= Beginning of Section =

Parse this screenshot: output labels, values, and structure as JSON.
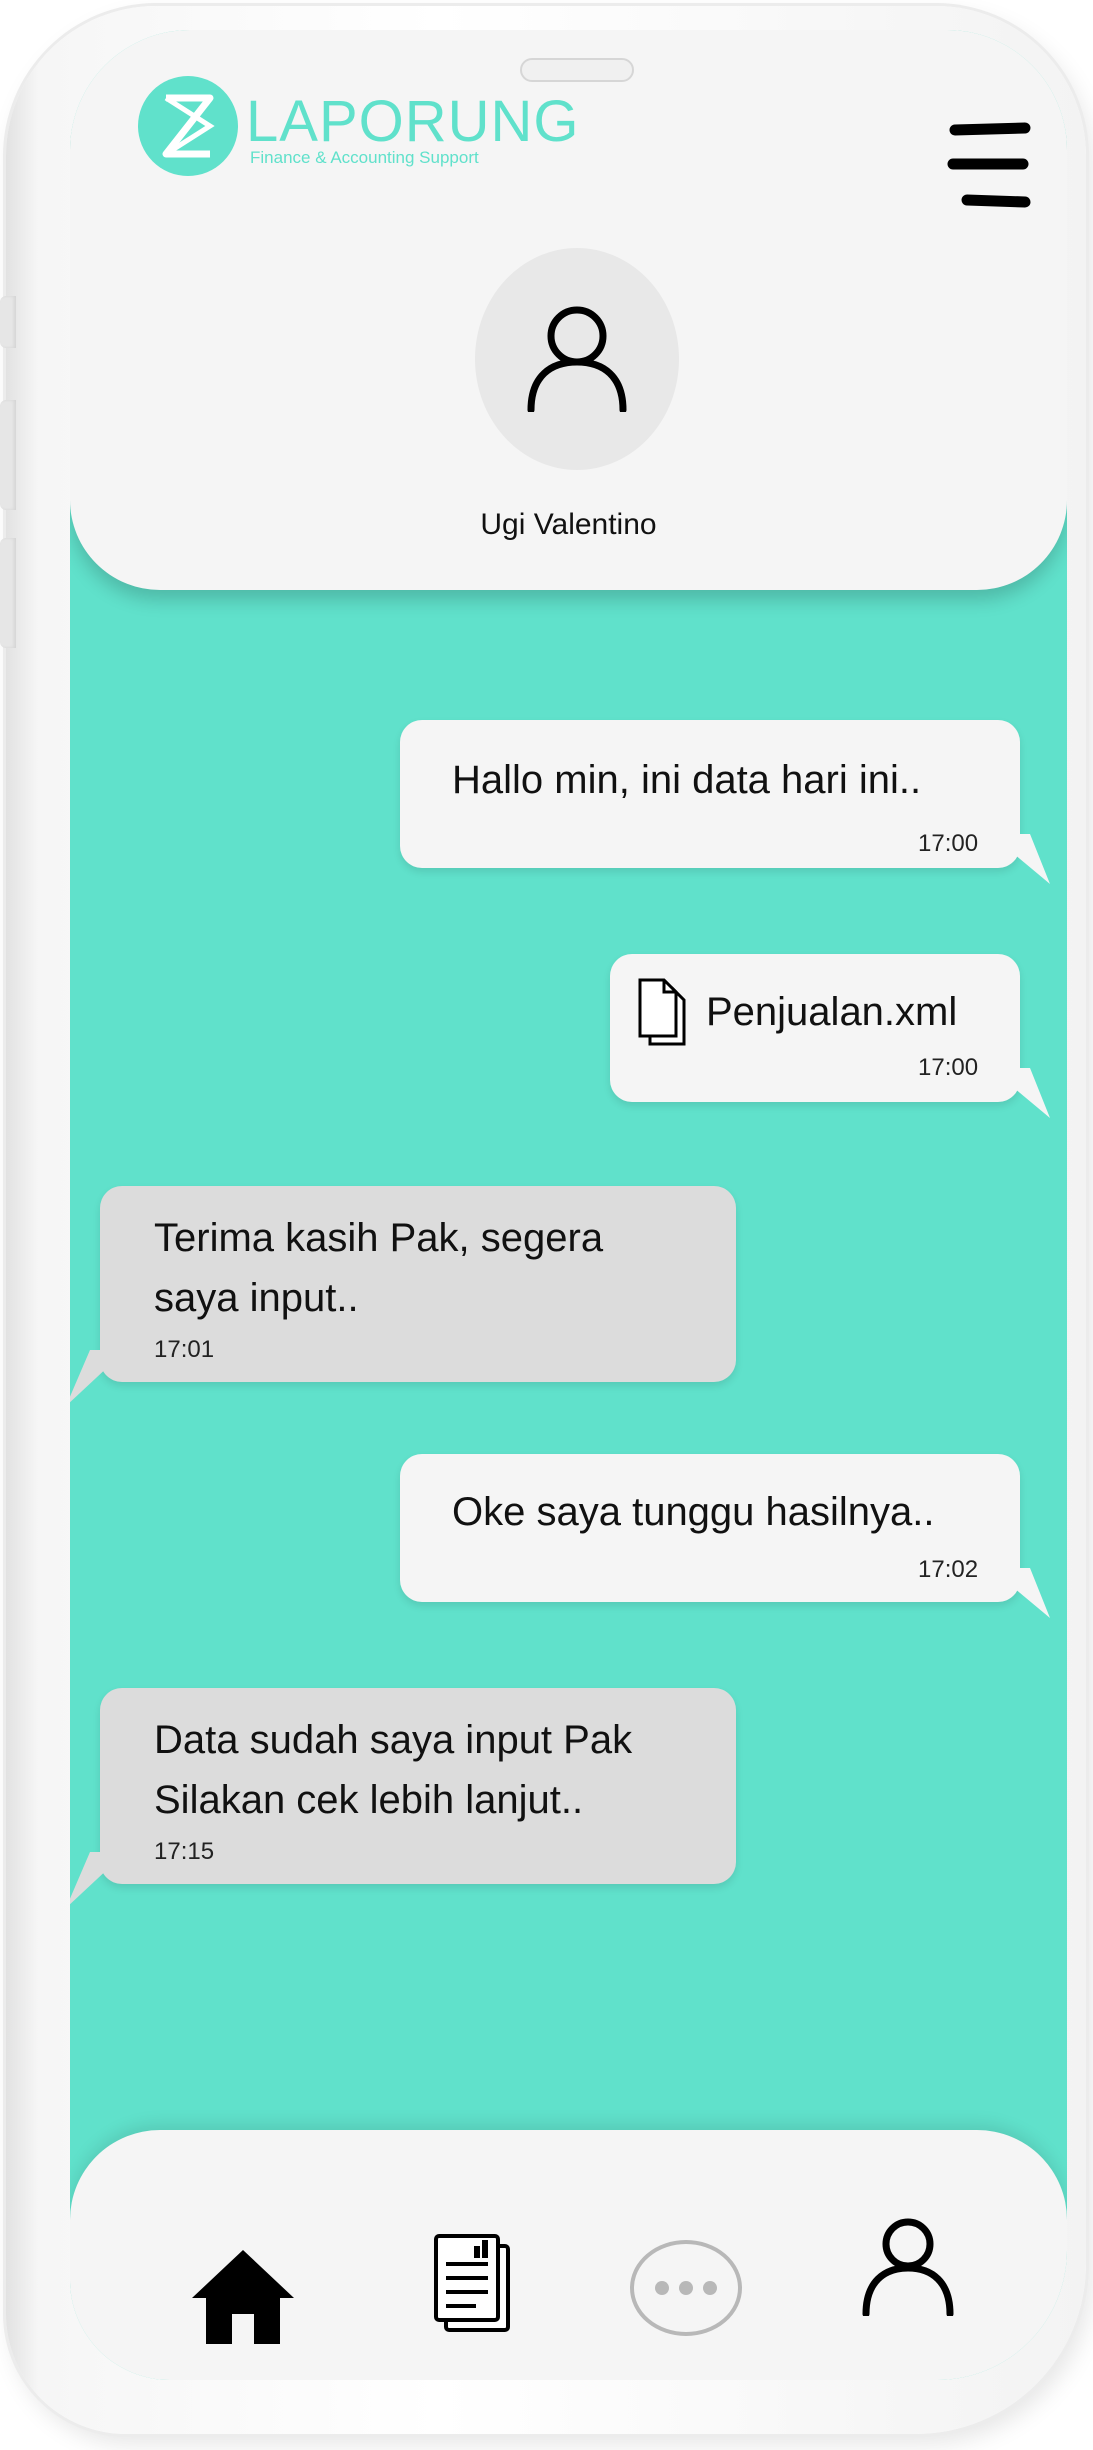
{
  "brand": {
    "name": "LAPORUNG",
    "tagline": "Finance & Accounting Support",
    "accent_color": "#60e1cb"
  },
  "header": {
    "menu_icon": "hamburger-menu-icon",
    "avatar_icon": "user-icon",
    "contact_name": "Ugi Valentino"
  },
  "messages": [
    {
      "direction": "outgoing",
      "text": "Hallo min, ini data hari ini..",
      "time": "17:00"
    },
    {
      "direction": "outgoing",
      "type": "file",
      "icon": "document-icon",
      "text": "Penjualan.xml",
      "time": "17:00"
    },
    {
      "direction": "incoming",
      "lines": [
        "Terima kasih Pak, segera",
        "saya input.."
      ],
      "time": "17:01"
    },
    {
      "direction": "outgoing",
      "text": "Oke saya tunggu hasilnya..",
      "time": "17:02"
    },
    {
      "direction": "incoming",
      "lines": [
        "Data sudah saya input Pak",
        "Silakan cek lebih lanjut.."
      ],
      "time": "17:15"
    }
  ],
  "bottom_nav": [
    {
      "icon": "home-icon",
      "active": true
    },
    {
      "icon": "report-document-icon",
      "active": false
    },
    {
      "icon": "chat-bubble-icon",
      "active": false
    },
    {
      "icon": "profile-icon",
      "active": false
    }
  ]
}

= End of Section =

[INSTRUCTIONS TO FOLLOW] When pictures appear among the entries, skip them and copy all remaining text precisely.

[TASK OUTPUT]
Parse this screenshot: output labels, values, and structure as JSON.
{
  "brand": {
    "name": "LAPORUNG",
    "tagline": "Finance & Accounting Support",
    "accent_color": "#60e1cb"
  },
  "header": {
    "menu_icon": "hamburger-menu-icon",
    "avatar_icon": "user-icon",
    "contact_name": "Ugi Valentino"
  },
  "messages": [
    {
      "direction": "outgoing",
      "text": "Hallo min, ini data hari ini..",
      "time": "17:00"
    },
    {
      "direction": "outgoing",
      "type": "file",
      "icon": "document-icon",
      "text": "Penjualan.xml",
      "time": "17:00"
    },
    {
      "direction": "incoming",
      "lines": [
        "Terima kasih Pak, segera",
        "saya input.."
      ],
      "time": "17:01"
    },
    {
      "direction": "outgoing",
      "text": "Oke saya tunggu hasilnya..",
      "time": "17:02"
    },
    {
      "direction": "incoming",
      "lines": [
        "Data sudah saya input Pak",
        "Silakan cek lebih lanjut.."
      ],
      "time": "17:15"
    }
  ],
  "bottom_nav": [
    {
      "icon": "home-icon",
      "active": true
    },
    {
      "icon": "report-document-icon",
      "active": false
    },
    {
      "icon": "chat-bubble-icon",
      "active": false
    },
    {
      "icon": "profile-icon",
      "active": false
    }
  ]
}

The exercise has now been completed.